Isidoro Rodriguez, the Department of Agriculture's minority-affairs director, was placed on 10-day leave yesterday while officials began a review of his controversial memo proposing a sweeping reversal of civil rights enforcement policies.
Rodriguez' memo, addressed to Secretary John R. Block but sidetracked by aides before it could reach him, urged changes at USDA--such as dropping minority hiring goals and quotas--that would then become "a benchmark" for the entire administration.
Rodriguez, a political appointee who joined USDA about a year ago, wrote that the Justice Department was playing a key role in orchestrating the changes he proposed that Block put in place. At his televised news conference Wednesday, President Reagan said he was unaware of the Rodriguez memo but that he would "look into it." USDA officials, however, said yesterday that they had had no further instructions from the White House.
On another front, Assistant Attorney General William Bradford Reynolds, chief civil rights enforcer at the Justice Department, denied that he had had any contact with Rodriguez and said he was unaware of a plan described by Rodriguez to make USDA the administration's lead agency in watering down rights enforcement.
"To the extent that Mr. Rodriguez suggests there needs to be a review of federal regulations to modify quota requirements based on race, I would agree with that," Reynolds said. "As to the rest of the memo, we have not had any conversations nor was I aware of any plan to use Department of Agriculture regulations as the vehicle for widespread regulatory reform."
Block was in Mexico yesterday, but in his absence Deputy Secretary Richard E. Lyng approved an order putting Rodriguez on leave while an investigation is conducted into the background of the controversy. Rodriguez could not be reached for comment.

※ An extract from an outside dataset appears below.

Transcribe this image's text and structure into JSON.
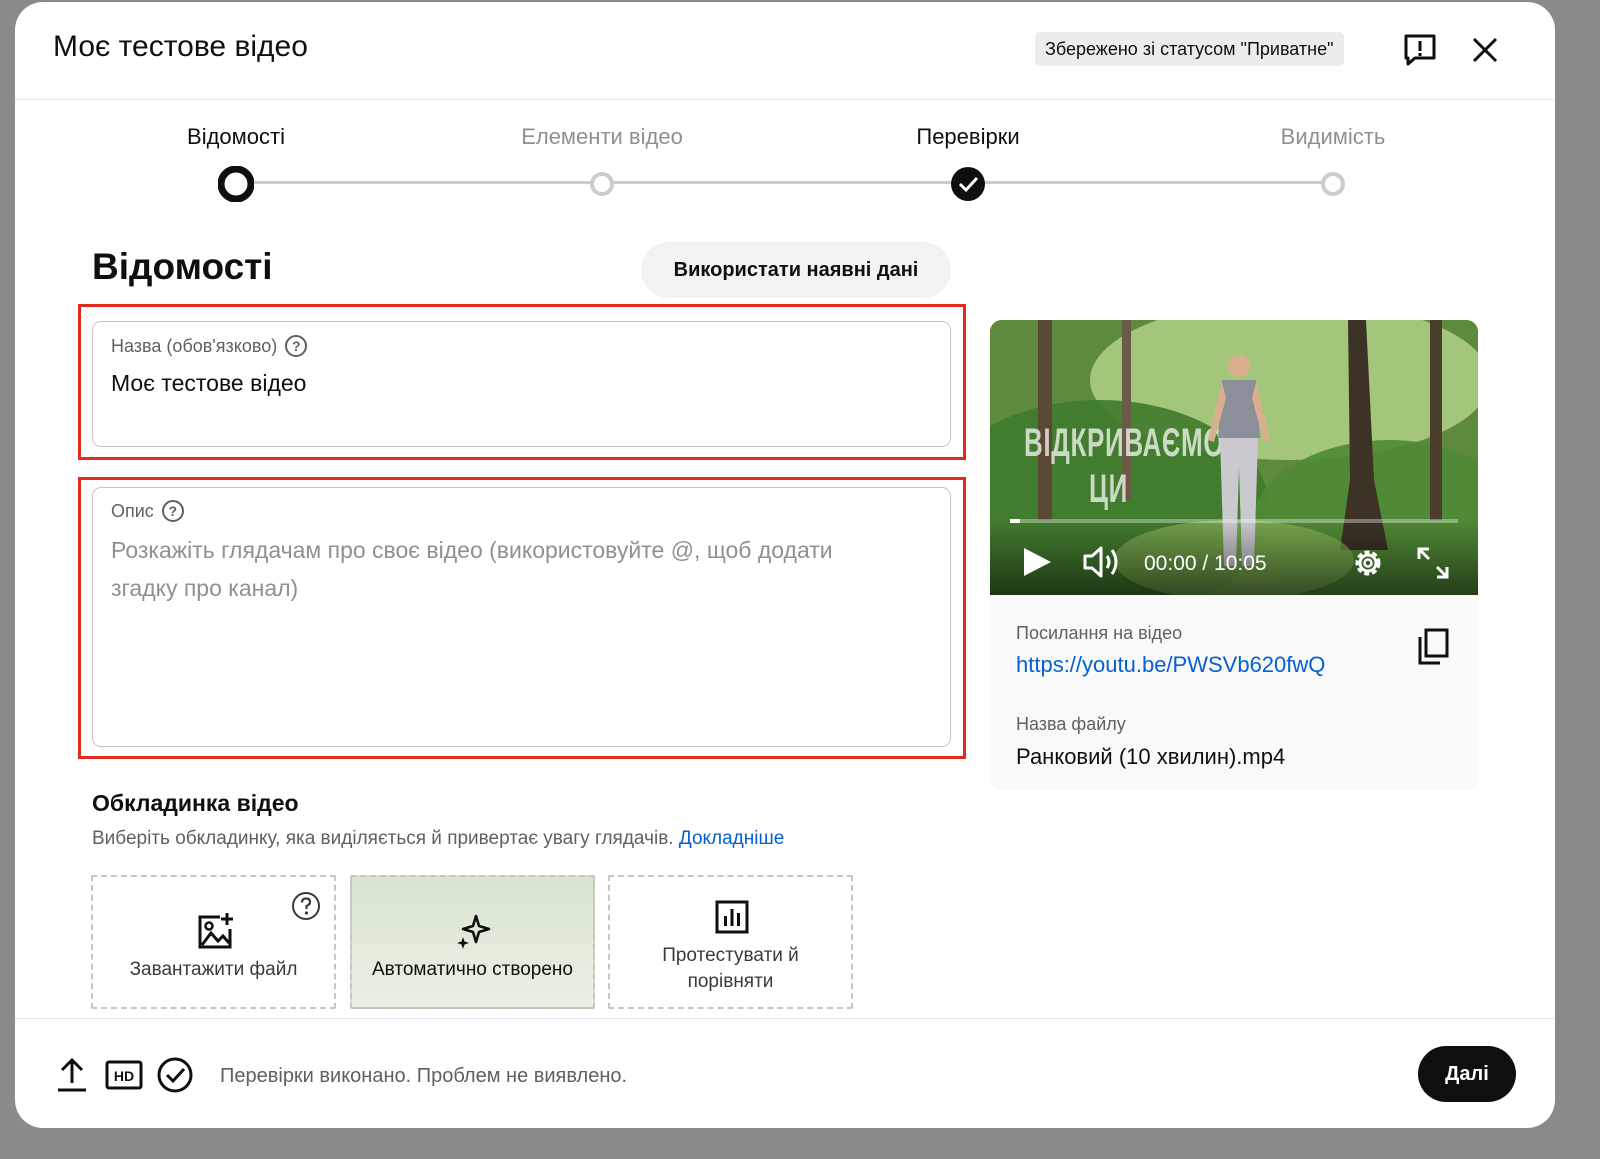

Departmental sources indicated that the investigation very likely also would deal with allegations by USDA employes that Rodriguez has "bullied" and run roughshod over bureaucrats in his Office of Minority Affairs and systematically reduced minority protection actions. Acting Assistant Secretary John Franke, who earlier stopped the memo from going to Block, said this week that he had taken up some of the allegations with Rodriguez and that he expected improvements in management of the office.
Other officials indicated that USDA also will take a new look at another controversy involving Rodriguez--his collection of unemployment benefits from the District of Columbia in 1980 when he actually was employed.
After an investigation, the district's Department of Employment Services (DES) recovered $1,267 it had paid to Rodriguez when he was working for the D.C. government. Later unemployed again, he collected more benefits in 1980 and 1981 but was cut off in mid-1981 and disqualified from further aid for two years.
Rodriguez appealed the disqualification, but was overruled last year by the D.C. Court of Appeals, which held that "there is substantial record evidence to support a finding that petitioner Rodriguez committed fraud."
He now is seeking a reversal of that at the U.S. Supreme Court, which has not acted on his petition. Grace Rosner, general counsel for DES, said the district is challenging Rodriguez' new move. "We have filed a motion before the court and I am confident that our position will be vindicated," she said.